In General - Citing Data Sets ...

Data sets require citations for the same reasons journal articles and other types of publications require citations: to acknowledge the original author/producer and to help other researchers find the resource.

A dataset citation includes all of the same components as any other citation:

  • author,
  • title,
  • year of publication,
  • publisher (for data this is often the archive where it is housed),
  • edition or version, and
  • access information (a URL or other persistent identifier).

Be sure to follow the general citation format for the style manual your professor has asked you to use.  It is always better to provide more information about a resource rather than less!

Booth Library owns the most recent copies of style format guides - they are available at the Library's Information Desk. See also...

Charts or graphs within a magazine or journal article

For Example:

(1) If this is the citation for the article containing a graph or chart or image that you want to reference:

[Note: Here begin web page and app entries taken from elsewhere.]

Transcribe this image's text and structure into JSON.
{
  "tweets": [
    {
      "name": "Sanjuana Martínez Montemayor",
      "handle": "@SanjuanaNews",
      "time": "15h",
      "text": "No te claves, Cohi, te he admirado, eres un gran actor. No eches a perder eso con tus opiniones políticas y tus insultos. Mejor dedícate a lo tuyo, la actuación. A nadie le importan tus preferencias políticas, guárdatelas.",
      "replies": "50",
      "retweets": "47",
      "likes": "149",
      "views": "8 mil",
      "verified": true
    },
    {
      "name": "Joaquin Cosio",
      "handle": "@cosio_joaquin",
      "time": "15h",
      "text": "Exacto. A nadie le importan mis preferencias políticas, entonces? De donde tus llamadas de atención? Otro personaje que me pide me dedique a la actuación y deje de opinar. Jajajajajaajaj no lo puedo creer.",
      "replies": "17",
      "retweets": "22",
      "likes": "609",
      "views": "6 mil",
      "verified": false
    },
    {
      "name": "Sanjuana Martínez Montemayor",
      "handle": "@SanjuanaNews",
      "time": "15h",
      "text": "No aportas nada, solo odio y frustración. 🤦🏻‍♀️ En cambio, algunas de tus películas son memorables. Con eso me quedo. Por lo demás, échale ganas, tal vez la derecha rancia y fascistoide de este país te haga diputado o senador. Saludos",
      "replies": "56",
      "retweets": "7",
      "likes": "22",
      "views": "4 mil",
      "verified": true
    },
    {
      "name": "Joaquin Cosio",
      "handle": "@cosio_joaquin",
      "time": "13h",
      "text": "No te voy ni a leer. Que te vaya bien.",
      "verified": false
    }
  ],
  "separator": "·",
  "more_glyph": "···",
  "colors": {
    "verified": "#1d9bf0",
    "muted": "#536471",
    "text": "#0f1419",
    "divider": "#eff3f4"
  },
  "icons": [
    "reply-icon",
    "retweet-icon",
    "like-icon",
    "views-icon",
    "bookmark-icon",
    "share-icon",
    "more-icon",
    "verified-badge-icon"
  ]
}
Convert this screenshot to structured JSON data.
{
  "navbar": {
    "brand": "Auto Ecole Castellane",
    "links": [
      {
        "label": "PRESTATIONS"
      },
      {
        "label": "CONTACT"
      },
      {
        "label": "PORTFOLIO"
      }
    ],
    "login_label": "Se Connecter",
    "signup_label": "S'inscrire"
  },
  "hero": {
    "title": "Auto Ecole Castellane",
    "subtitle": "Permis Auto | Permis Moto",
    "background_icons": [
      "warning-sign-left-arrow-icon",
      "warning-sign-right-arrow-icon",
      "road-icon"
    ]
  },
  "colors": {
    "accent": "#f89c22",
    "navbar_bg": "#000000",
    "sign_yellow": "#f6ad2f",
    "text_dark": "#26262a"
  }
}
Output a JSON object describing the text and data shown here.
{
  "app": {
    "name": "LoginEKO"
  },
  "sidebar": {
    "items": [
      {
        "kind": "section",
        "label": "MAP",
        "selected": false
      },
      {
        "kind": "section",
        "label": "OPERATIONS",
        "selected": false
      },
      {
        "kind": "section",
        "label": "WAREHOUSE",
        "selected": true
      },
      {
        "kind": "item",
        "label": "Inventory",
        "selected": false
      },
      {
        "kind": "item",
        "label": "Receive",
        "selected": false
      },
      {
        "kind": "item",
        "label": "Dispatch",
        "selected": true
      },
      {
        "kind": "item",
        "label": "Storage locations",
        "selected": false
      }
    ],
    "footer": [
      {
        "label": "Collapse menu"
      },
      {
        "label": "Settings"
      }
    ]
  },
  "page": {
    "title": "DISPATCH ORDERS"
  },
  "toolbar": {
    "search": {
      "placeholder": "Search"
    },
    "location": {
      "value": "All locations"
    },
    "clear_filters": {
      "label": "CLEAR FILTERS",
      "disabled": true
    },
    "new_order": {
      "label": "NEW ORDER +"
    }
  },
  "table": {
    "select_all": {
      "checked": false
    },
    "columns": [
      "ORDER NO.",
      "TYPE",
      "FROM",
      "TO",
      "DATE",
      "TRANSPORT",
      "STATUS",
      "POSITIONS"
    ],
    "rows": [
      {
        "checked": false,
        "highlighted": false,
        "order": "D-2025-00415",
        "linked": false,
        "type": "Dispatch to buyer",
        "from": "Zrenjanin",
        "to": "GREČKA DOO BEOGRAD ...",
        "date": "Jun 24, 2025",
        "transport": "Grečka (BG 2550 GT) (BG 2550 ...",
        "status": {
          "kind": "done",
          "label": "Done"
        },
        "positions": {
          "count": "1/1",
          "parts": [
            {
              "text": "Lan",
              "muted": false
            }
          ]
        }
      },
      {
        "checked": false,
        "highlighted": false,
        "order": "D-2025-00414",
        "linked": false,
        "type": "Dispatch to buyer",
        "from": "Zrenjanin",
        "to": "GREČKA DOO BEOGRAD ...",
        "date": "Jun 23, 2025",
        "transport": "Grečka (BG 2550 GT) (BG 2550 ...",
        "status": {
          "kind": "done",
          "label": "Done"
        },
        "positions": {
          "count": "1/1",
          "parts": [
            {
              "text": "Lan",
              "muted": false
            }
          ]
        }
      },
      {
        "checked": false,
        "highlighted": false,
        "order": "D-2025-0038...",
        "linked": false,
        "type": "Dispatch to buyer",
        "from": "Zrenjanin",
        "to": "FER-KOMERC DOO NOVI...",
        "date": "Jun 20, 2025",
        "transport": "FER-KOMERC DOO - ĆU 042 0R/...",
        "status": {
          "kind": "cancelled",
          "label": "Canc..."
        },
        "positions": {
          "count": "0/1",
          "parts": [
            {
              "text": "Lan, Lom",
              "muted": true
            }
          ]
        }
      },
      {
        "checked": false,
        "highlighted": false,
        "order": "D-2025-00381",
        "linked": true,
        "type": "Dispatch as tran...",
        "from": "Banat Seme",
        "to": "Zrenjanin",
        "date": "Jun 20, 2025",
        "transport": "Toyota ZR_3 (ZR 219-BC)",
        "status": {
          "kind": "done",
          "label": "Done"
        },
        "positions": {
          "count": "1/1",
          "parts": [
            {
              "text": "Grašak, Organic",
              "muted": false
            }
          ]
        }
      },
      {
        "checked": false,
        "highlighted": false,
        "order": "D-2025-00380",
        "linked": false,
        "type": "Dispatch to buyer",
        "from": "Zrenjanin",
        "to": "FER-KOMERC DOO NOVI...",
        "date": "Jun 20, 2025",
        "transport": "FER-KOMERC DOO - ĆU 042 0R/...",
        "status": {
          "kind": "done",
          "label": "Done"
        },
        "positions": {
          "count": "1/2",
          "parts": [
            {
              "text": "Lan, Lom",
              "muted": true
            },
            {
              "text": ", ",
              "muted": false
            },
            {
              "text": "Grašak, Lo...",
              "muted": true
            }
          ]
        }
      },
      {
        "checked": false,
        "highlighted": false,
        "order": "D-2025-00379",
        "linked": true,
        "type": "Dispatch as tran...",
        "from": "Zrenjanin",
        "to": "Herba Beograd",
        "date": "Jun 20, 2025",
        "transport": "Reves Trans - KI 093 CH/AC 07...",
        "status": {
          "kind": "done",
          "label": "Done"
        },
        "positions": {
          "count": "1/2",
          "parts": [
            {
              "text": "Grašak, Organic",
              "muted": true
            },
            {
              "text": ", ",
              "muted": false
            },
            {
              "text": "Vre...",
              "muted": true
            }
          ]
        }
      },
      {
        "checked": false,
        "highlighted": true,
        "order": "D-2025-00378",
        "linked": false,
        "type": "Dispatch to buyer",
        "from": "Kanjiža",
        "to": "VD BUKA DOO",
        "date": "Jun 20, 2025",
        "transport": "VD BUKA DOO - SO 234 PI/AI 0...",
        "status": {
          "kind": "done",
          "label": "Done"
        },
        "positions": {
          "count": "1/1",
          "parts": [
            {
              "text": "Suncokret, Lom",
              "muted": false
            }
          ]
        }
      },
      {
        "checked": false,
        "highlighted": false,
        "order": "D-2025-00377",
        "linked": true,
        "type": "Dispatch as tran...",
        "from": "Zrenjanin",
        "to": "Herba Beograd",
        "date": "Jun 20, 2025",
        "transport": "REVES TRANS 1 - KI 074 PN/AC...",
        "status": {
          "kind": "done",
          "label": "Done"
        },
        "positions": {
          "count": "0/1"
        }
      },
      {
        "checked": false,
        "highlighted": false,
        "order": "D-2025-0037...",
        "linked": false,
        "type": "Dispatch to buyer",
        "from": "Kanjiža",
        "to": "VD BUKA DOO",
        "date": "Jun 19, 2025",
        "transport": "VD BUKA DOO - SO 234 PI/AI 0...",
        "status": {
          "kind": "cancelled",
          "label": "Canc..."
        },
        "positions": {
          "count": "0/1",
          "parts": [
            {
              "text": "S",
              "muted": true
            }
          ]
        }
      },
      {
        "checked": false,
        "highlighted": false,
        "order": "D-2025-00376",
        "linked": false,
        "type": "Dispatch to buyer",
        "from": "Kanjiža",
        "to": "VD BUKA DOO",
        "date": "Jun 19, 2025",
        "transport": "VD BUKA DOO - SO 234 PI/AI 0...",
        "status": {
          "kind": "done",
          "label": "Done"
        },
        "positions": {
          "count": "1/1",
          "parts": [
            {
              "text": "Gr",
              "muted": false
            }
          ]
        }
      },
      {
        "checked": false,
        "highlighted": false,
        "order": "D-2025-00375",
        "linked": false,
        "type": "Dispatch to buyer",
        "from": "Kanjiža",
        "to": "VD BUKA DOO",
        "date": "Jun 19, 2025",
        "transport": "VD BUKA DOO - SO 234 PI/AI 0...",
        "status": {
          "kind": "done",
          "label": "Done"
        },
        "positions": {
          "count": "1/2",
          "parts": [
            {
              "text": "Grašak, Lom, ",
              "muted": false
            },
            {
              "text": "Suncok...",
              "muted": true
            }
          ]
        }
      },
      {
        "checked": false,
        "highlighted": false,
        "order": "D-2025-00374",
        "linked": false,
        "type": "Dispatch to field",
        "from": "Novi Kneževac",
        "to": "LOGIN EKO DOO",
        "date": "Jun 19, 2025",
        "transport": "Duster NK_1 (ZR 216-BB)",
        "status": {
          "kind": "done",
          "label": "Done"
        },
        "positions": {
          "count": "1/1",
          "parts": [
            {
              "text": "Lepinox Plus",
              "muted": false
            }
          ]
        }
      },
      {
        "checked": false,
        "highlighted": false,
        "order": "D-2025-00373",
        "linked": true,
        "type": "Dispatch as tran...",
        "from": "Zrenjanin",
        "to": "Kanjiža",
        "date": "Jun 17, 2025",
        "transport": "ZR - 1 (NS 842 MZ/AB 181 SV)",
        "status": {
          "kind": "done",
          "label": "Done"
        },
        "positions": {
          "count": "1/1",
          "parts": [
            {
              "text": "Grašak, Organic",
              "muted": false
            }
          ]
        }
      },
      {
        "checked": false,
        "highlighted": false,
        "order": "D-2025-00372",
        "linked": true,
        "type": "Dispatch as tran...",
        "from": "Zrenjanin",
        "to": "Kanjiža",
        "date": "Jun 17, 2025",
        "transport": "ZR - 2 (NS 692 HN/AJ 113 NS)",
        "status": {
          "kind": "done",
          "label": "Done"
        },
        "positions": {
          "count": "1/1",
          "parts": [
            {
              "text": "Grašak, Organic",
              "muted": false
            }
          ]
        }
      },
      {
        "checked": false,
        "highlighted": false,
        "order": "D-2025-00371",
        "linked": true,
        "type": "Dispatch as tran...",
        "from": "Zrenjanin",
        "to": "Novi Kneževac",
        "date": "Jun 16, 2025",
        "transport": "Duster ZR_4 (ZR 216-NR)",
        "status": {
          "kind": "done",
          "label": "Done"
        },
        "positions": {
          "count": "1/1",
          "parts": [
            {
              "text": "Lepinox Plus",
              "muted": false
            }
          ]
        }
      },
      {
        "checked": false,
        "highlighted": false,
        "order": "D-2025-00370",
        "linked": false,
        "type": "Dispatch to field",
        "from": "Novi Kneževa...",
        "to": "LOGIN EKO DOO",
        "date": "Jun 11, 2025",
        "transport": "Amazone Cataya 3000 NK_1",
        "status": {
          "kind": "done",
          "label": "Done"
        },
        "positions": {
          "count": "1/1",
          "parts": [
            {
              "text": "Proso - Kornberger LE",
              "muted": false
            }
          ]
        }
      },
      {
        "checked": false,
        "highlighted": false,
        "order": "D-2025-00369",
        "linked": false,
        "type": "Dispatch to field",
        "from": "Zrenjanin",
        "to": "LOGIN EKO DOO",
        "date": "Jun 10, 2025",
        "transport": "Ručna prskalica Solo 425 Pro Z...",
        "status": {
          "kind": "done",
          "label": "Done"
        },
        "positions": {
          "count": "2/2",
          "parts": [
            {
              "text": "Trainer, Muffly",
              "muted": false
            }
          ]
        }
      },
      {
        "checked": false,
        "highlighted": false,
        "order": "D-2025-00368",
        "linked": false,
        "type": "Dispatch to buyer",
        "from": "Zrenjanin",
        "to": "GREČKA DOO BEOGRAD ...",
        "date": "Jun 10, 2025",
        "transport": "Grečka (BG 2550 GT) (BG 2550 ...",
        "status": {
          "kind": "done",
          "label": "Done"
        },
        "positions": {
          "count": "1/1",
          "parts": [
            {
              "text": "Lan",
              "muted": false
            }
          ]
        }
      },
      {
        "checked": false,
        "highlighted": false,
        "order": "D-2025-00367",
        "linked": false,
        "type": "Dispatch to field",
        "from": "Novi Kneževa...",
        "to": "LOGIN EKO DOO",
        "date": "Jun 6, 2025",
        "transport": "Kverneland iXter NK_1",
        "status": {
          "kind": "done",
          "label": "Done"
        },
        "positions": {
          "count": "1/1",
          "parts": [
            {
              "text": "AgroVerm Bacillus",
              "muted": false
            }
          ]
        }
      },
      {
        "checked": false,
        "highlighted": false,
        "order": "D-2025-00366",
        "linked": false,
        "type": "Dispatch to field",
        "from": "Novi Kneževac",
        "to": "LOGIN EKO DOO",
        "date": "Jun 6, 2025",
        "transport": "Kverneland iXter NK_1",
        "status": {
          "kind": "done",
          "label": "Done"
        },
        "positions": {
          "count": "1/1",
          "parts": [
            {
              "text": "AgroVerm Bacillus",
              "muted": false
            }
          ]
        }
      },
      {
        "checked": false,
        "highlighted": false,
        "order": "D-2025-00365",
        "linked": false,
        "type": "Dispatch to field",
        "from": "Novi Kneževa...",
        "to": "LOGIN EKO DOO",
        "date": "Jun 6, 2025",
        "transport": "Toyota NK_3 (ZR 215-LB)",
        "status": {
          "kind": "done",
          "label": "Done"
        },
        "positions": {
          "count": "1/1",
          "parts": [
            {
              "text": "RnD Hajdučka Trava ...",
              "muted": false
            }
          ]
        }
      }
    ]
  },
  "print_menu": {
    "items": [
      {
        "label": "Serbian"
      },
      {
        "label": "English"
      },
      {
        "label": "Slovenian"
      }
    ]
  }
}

Woodruff, Paul H. 2006. "Educating Engineers to Create a Sustainable Future." Journal of Environmental Engineering 132, no. 4: 434-444. Academic Search Premier, EBSCOhost (accessed December 14, 2007).

(2) Then you would use that article citation as the foundation for a new citation for the graph or chart or image you will be using in your paper, here is the new citation:

Woodruff, Paul H. 2006. "Earth's population." Graph. Journal of Environmental Engineering 132, no. 4: 435. Academic Search Premier, EBSCOhost (accessed December 14, 2007).

Explanation:

In other words in the example above by Professor Woodruff that is titled: "Educating Engineers to Create a Sustainable Future." There is a graph titled "Earth's population."  The second citation illustrates how you could cite just the graph that is embedded in that article.

Citation examples courtesy EBSCO